Activity:
Line by line, copy all of the data exactly.

Data entries:
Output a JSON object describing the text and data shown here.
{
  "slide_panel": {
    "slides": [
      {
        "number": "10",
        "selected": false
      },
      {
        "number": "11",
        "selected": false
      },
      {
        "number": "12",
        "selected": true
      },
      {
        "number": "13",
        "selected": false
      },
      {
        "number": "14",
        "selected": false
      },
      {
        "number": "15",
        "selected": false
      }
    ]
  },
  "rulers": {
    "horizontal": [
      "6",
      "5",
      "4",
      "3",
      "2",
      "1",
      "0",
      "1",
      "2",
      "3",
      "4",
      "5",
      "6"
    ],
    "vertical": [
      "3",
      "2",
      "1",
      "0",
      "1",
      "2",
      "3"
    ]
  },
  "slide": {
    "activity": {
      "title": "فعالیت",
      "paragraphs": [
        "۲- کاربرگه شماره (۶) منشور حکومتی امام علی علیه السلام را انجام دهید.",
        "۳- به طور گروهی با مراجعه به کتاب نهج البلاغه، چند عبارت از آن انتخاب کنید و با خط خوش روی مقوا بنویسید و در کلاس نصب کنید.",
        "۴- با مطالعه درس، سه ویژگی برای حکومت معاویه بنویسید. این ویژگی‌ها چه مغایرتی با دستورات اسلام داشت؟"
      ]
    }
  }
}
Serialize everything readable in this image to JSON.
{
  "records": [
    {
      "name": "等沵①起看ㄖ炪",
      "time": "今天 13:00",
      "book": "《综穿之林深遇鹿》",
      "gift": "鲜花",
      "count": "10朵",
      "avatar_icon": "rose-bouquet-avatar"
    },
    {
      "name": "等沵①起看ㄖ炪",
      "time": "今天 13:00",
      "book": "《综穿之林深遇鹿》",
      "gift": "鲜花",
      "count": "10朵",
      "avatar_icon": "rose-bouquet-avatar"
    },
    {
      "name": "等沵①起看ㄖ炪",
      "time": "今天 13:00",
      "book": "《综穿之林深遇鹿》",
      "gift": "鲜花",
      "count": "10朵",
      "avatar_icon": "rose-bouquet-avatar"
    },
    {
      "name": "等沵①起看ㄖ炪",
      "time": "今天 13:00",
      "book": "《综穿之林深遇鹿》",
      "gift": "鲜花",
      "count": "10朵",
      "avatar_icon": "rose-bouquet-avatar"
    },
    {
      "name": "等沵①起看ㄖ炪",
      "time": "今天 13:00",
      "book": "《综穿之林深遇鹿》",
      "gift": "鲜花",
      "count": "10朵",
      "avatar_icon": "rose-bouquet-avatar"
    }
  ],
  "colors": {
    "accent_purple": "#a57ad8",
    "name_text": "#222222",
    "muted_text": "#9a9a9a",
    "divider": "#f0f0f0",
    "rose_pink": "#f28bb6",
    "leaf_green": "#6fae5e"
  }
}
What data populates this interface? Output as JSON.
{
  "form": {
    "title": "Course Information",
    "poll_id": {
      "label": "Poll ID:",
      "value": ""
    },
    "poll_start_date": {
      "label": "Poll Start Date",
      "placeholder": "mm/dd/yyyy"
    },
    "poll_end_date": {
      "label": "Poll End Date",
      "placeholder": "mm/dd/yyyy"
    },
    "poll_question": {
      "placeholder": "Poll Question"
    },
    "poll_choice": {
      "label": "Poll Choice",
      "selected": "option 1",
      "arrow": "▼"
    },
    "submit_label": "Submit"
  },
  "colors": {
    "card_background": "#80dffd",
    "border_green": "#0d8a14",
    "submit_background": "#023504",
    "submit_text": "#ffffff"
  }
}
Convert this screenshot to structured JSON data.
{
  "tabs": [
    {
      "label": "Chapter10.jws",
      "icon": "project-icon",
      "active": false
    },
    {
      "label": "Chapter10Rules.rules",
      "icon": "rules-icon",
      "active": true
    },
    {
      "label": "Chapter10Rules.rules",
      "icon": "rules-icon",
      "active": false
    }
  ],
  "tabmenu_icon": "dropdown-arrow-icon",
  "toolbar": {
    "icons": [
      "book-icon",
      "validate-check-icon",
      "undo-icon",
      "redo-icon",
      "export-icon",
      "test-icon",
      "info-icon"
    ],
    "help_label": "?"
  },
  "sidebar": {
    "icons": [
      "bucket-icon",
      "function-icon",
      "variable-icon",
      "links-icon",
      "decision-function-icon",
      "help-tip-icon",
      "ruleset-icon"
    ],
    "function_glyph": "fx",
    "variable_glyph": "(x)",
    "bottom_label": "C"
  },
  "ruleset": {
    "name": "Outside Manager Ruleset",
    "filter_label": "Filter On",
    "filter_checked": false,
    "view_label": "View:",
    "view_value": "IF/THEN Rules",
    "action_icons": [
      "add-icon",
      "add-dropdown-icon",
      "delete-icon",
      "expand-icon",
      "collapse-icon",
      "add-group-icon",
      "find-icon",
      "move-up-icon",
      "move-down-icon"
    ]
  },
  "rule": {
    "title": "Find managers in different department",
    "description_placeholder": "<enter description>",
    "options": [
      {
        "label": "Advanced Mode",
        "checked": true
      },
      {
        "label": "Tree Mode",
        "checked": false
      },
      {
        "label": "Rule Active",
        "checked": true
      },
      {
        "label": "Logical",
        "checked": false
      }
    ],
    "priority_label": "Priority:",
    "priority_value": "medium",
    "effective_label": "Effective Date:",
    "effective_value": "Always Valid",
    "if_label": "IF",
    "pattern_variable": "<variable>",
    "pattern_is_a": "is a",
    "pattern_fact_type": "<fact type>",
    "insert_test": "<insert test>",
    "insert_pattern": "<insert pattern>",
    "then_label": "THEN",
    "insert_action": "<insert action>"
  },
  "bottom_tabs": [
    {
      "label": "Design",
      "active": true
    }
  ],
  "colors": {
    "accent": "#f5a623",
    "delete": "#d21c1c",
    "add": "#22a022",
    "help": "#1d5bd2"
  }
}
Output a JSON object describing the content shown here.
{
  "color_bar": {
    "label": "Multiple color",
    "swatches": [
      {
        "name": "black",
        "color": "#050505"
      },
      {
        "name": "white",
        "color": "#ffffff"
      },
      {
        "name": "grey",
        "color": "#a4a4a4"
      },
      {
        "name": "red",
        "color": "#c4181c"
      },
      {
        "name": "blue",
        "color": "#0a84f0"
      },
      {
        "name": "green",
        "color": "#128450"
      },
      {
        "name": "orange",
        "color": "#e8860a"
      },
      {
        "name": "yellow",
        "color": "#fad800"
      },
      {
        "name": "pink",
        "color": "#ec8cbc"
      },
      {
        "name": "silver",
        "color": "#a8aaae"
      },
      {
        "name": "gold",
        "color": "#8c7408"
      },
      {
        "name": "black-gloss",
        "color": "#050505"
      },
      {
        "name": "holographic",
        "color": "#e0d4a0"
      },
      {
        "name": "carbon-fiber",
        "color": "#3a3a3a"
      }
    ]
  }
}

Exercise response:
Output a JSON object describing the text and data shown here.
{
  "slide_panel": {
    "slides": [
      {
        "number": "10",
        "selected": false
      },
      {
        "number": "11",
        "selected": false
      },
      {
        "number": "12",
        "selected": true
      },
      {
        "number": "13",
        "selected": false
      },
      {
        "number": "14",
        "selected": false
      },
      {
        "number": "15",
        "selected": false
      }
    ]
  },
  "rulers": {
    "horizontal": [
      "6",
      "5",
      "4",
      "3",
      "2",
      "1",
      "0",
      "1",
      "2",
      "3",
      "4",
      "5",
      "6"
    ],
    "vertical": [
      "3",
      "2",
      "1",
      "0",
      "1",
      "2",
      "3"
    ]
  },
  "slide": {
    "activity": {
      "title": "فعالیت",
      "paragraphs": [
        "۲- کاربرگه شماره (۶) منشور حکومتی امام علی علیه السلام را انجام دهید.",
        "۳- به طور گروهی با مراجعه به کتاب نهج البلاغه، چند عبارت از آن انتخاب کنید و با خط خوش روی مقوا بنویسید و در کلاس نصب کنید.",
        "۴- با مطالعه درس، سه ویژگی برای حکومت معاویه بنویسید. این ویژگی‌ها چه مغایرتی با دستورات اسلام داشت؟"
      ]
    }
  }
}
Serialize everything readable in this image to JSON.
{
  "records": [
    {
      "name": "等沵①起看ㄖ炪",
      "time": "今天 13:00",
      "book": "《综穿之林深遇鹿》",
      "gift": "鲜花",
      "count": "10朵",
      "avatar_icon": "rose-bouquet-avatar"
    },
    {
      "name": "等沵①起看ㄖ炪",
      "time": "今天 13:00",
      "book": "《综穿之林深遇鹿》",
      "gift": "鲜花",
      "count": "10朵",
      "avatar_icon": "rose-bouquet-avatar"
    },
    {
      "name": "等沵①起看ㄖ炪",
      "time": "今天 13:00",
      "book": "《综穿之林深遇鹿》",
      "gift": "鲜花",
      "count": "10朵",
      "avatar_icon": "rose-bouquet-avatar"
    },
    {
      "name": "等沵①起看ㄖ炪",
      "time": "今天 13:00",
      "book": "《综穿之林深遇鹿》",
      "gift": "鲜花",
      "count": "10朵",
      "avatar_icon": "rose-bouquet-avatar"
    },
    {
      "name": "等沵①起看ㄖ炪",
      "time": "今天 13:00",
      "book": "《综穿之林深遇鹿》",
      "gift": "鲜花",
      "count": "10朵",
      "avatar_icon": "rose-bouquet-avatar"
    }
  ],
  "colors": {
    "accent_purple": "#a57ad8",
    "name_text": "#222222",
    "muted_text": "#9a9a9a",
    "divider": "#f0f0f0",
    "rose_pink": "#f28bb6",
    "leaf_green": "#6fae5e"
  }
}
What data populates this interface? Output as JSON.
{
  "form": {
    "title": "Course Information",
    "poll_id": {
      "label": "Poll ID:",
      "value": ""
    },
    "poll_start_date": {
      "label": "Poll Start Date",
      "placeholder": "mm/dd/yyyy"
    },
    "poll_end_date": {
      "label": "Poll End Date",
      "placeholder": "mm/dd/yyyy"
    },
    "poll_question": {
      "placeholder": "Poll Question"
    },
    "poll_choice": {
      "label": "Poll Choice",
      "selected": "option 1",
      "arrow": "▼"
    },
    "submit_label": "Submit"
  },
  "colors": {
    "card_background": "#80dffd",
    "border_green": "#0d8a14",
    "submit_background": "#023504",
    "submit_text": "#ffffff"
  }
}
Convert this screenshot to structured JSON data.
{
  "tabs": [
    {
      "label": "Chapter10.jws",
      "icon": "project-icon",
      "active": false
    },
    {
      "label": "Chapter10Rules.rules",
      "icon": "rules-icon",
      "active": true
    },
    {
      "label": "Chapter10Rules.rules",
      "icon": "rules-icon",
      "active": false
    }
  ],
  "tabmenu_icon": "dropdown-arrow-icon",
  "toolbar": {
    "icons": [
      "book-icon",
      "validate-check-icon",
      "undo-icon",
      "redo-icon",
      "export-icon",
      "test-icon",
      "info-icon"
    ],
    "help_label": "?"
  },
  "sidebar": {
    "icons": [
      "bucket-icon",
      "function-icon",
      "variable-icon",
      "links-icon",
      "decision-function-icon",
      "help-tip-icon",
      "ruleset-icon"
    ],
    "function_glyph": "fx",
    "variable_glyph": "(x)",
    "bottom_label": "C"
  },
  "ruleset": {
    "name": "Outside Manager Ruleset",
    "filter_label": "Filter On",
    "filter_checked": false,
    "view_label": "View:",
    "view_value": "IF/THEN Rules",
    "action_icons": [
      "add-icon",
      "add-dropdown-icon",
      "delete-icon",
      "expand-icon",
      "collapse-icon",
      "add-group-icon",
      "find-icon",
      "move-up-icon",
      "move-down-icon"
    ]
  },
  "rule": {
    "title": "Find managers in different department",
    "description_placeholder": "<enter description>",
    "options": [
      {
        "label": "Advanced Mode",
        "checked": true
      },
      {
        "label": "Tree Mode",
        "checked": false
      },
      {
        "label": "Rule Active",
        "checked": true
      },
      {
        "label": "Logical",
        "checked": false
      }
    ],
    "priority_label": "Priority:",
    "priority_value": "medium",
    "effective_label": "Effective Date:",
    "effective_value": "Always Valid",
    "if_label": "IF",
    "pattern_variable": "<variable>",
    "pattern_is_a": "is a",
    "pattern_fact_type": "<fact type>",
    "insert_test": "<insert test>",
    "insert_pattern": "<insert pattern>",
    "then_label": "THEN",
    "insert_action": "<insert action>"
  },
  "bottom_tabs": [
    {
      "label": "Design",
      "active": true
    }
  ],
  "colors": {
    "accent": "#f5a623",
    "delete": "#d21c1c",
    "add": "#22a022",
    "help": "#1d5bd2"
  }
}
Output a JSON object describing the content shown here.
{
  "color_bar": {
    "label": "Multiple color",
    "swatches": [
      {
        "name": "black",
        "color": "#050505"
      },
      {
        "name": "white",
        "color": "#ffffff"
      },
      {
        "name": "grey",
        "color": "#a4a4a4"
      },
      {
        "name": "red",
        "color": "#c4181c"
      },
      {
        "name": "blue",
        "color": "#0a84f0"
      },
      {
        "name": "green",
        "color": "#128450"
      },
      {
        "name": "orange",
        "color": "#e8860a"
      },
      {
        "name": "yellow",
        "color": "#fad800"
      },
      {
        "name": "pink",
        "color": "#ec8cbc"
      },
      {
        "name": "silver",
        "color": "#a8aaae"
      },
      {
        "name": "gold",
        "color": "#8c7408"
      },
      {
        "name": "black-gloss",
        "color": "#050505"
      },
      {
        "name": "holographic",
        "color": "#e0d4a0"
      },
      {
        "name": "carbon-fiber",
        "color": "#3a3a3a"
      }
    ]
  }
}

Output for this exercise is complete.